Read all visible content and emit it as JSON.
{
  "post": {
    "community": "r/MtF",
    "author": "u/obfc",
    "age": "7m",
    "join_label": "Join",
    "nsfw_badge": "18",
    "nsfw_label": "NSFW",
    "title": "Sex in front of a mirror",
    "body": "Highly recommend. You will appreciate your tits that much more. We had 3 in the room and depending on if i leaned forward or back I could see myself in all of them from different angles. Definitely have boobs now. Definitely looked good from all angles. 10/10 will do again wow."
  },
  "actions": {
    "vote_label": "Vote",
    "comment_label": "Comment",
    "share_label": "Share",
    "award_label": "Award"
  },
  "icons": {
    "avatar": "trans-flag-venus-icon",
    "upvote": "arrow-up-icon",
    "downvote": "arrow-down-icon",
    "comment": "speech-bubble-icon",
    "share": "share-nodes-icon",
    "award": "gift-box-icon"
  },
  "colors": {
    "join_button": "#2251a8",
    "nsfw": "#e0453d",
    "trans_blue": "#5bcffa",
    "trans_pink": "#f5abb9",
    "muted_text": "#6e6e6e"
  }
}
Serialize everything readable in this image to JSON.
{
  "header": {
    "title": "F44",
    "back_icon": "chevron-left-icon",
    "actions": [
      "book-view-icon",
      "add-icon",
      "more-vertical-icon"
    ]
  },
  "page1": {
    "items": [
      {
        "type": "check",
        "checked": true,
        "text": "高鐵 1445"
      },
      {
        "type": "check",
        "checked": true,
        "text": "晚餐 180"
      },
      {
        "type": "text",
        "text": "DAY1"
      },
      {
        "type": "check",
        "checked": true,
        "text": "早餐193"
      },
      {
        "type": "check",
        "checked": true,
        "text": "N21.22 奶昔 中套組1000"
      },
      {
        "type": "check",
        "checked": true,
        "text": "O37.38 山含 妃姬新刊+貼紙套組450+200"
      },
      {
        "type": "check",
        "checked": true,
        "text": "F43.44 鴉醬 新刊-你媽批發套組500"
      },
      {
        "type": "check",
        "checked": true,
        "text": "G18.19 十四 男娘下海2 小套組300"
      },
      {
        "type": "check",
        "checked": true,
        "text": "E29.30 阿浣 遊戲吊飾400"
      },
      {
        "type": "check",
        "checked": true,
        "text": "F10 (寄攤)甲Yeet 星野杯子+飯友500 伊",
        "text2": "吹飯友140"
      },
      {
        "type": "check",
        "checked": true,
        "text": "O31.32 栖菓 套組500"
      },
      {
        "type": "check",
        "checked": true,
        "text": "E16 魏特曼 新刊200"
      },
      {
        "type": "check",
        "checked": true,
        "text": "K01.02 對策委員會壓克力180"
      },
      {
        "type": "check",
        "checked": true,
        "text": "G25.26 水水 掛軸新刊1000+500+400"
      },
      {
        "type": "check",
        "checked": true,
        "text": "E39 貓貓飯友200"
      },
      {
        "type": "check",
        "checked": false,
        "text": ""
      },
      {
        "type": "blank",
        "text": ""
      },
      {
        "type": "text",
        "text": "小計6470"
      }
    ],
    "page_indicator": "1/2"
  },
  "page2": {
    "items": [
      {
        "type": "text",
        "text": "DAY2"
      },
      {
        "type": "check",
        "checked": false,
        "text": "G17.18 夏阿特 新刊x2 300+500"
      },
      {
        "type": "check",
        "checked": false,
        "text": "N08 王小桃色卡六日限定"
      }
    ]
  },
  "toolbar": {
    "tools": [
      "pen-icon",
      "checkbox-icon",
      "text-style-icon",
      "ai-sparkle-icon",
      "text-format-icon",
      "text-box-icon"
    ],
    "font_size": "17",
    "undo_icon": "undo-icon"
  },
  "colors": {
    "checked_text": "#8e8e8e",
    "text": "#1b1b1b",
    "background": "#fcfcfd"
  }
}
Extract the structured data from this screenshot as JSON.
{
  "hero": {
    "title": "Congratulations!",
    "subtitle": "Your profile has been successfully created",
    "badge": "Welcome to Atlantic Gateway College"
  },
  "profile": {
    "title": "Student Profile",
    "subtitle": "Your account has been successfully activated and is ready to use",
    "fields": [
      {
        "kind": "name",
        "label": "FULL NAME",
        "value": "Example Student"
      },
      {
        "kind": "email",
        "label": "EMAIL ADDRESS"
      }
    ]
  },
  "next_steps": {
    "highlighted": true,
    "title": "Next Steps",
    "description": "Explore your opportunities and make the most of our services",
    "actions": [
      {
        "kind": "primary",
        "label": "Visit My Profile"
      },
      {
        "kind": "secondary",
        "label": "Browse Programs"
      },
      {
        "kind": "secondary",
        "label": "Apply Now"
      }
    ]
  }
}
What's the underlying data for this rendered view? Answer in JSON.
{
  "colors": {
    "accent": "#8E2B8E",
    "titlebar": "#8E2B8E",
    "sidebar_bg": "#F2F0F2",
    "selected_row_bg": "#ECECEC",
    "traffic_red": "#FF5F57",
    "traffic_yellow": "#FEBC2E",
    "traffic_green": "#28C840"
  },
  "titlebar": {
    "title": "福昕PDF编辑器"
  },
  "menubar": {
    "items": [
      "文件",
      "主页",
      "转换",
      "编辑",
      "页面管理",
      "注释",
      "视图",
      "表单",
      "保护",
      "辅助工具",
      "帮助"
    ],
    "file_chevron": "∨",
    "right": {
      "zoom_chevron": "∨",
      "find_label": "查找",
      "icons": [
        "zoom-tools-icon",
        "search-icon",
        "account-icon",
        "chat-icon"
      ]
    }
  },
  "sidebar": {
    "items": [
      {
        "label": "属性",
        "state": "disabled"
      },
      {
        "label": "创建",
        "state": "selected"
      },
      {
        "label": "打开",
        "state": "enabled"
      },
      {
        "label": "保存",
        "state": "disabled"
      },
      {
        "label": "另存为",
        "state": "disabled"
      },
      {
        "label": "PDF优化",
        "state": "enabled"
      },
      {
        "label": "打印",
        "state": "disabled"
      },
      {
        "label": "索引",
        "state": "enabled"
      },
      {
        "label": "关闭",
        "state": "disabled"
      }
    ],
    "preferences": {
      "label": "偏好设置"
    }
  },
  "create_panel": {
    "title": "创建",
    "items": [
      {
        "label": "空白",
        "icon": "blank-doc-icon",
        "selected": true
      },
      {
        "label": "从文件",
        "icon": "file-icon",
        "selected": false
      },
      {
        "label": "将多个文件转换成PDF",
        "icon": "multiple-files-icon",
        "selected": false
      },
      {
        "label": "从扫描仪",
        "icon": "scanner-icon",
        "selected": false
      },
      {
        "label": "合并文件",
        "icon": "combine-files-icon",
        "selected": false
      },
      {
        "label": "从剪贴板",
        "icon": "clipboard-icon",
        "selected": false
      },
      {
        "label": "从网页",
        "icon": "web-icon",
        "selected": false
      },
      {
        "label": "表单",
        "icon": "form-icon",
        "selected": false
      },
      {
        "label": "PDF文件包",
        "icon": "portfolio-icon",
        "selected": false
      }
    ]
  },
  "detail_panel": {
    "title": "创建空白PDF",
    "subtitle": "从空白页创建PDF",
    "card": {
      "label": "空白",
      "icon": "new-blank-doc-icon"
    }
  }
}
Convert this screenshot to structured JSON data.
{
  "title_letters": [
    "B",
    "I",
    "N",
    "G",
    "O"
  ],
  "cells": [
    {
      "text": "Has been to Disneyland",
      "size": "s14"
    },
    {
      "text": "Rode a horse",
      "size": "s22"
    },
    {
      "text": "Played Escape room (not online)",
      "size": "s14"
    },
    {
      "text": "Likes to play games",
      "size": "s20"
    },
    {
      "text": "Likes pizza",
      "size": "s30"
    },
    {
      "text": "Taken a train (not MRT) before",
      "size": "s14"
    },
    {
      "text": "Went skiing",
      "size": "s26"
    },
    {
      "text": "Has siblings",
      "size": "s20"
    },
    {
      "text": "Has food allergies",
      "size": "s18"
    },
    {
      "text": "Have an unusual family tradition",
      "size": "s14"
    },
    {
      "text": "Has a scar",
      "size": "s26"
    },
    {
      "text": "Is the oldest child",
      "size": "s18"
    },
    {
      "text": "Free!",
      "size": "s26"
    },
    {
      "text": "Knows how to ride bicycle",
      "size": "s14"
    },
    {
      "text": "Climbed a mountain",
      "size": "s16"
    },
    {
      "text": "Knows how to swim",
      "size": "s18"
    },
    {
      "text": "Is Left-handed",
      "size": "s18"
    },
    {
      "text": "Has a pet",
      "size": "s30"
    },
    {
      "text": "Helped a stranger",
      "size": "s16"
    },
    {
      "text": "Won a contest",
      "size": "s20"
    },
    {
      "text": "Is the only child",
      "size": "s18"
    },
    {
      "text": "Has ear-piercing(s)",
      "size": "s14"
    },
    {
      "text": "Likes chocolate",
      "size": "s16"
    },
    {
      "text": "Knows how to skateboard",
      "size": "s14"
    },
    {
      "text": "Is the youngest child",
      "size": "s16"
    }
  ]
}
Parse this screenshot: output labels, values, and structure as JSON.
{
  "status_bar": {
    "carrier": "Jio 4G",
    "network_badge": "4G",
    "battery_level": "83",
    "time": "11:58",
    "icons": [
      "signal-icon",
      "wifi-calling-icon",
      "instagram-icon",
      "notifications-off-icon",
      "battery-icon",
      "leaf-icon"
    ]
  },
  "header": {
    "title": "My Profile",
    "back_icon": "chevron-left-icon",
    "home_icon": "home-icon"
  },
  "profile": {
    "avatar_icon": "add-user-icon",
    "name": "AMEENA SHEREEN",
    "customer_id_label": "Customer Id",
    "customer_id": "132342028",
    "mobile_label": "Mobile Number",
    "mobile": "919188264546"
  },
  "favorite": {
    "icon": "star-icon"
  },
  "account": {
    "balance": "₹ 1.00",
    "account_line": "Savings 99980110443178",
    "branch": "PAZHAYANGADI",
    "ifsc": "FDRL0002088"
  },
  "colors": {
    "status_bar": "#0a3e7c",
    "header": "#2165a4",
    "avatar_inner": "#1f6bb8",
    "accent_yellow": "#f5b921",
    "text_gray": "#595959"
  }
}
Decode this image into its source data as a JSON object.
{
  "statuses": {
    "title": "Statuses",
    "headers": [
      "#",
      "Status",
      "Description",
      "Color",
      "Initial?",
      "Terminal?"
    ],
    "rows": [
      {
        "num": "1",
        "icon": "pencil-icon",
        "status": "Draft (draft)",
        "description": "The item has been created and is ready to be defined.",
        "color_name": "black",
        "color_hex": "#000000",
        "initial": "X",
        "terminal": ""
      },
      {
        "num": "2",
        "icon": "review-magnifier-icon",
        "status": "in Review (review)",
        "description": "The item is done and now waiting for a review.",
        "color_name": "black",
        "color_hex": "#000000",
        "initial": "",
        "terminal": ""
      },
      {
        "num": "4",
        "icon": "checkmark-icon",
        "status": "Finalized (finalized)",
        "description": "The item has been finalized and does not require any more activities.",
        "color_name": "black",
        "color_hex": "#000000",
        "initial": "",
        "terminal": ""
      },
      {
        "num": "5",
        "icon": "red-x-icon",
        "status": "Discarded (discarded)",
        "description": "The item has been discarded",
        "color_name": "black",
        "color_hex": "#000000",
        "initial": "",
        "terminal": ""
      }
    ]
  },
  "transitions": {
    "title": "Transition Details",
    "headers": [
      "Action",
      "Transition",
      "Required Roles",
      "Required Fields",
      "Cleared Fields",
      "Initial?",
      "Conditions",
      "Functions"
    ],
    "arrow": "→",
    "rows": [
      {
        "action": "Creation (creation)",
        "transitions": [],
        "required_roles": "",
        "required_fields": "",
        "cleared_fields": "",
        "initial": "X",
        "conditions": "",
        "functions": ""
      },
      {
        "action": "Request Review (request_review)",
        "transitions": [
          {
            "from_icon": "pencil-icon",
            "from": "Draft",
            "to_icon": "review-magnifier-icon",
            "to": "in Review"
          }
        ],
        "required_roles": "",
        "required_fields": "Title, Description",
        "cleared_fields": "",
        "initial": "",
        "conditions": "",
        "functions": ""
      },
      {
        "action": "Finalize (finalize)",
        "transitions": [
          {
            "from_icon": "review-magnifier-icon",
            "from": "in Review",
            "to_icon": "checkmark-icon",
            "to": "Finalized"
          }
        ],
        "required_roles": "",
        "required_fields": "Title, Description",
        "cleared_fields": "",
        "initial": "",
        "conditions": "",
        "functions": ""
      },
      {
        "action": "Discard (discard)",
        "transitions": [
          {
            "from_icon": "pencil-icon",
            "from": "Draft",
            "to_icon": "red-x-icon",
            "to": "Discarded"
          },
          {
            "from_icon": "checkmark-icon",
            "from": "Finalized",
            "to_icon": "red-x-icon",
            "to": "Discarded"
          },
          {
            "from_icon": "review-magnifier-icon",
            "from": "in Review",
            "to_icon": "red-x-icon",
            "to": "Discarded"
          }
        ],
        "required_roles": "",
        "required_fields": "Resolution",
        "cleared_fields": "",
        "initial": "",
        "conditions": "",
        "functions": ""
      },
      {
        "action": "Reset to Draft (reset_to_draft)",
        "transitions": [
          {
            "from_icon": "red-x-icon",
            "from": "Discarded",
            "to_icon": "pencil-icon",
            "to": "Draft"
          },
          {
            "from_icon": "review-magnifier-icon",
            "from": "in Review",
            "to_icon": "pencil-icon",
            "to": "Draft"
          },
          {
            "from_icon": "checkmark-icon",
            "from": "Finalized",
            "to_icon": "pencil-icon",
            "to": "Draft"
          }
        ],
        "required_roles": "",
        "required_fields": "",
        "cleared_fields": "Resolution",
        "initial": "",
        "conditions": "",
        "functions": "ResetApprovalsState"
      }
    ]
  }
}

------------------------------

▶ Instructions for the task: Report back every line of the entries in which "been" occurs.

▶ Output of the task:
    "subtitle": "Your profile has been successfully created",
    "subtitle": "Your account has been successfully activated and is ready to use",
      "text": "Has been to Disneyland",
        "description": "The item has been created and is ready to be defined.",
        "description": "The item has been finalized and does not require any more activities.",
        "description": "The item has been discarded",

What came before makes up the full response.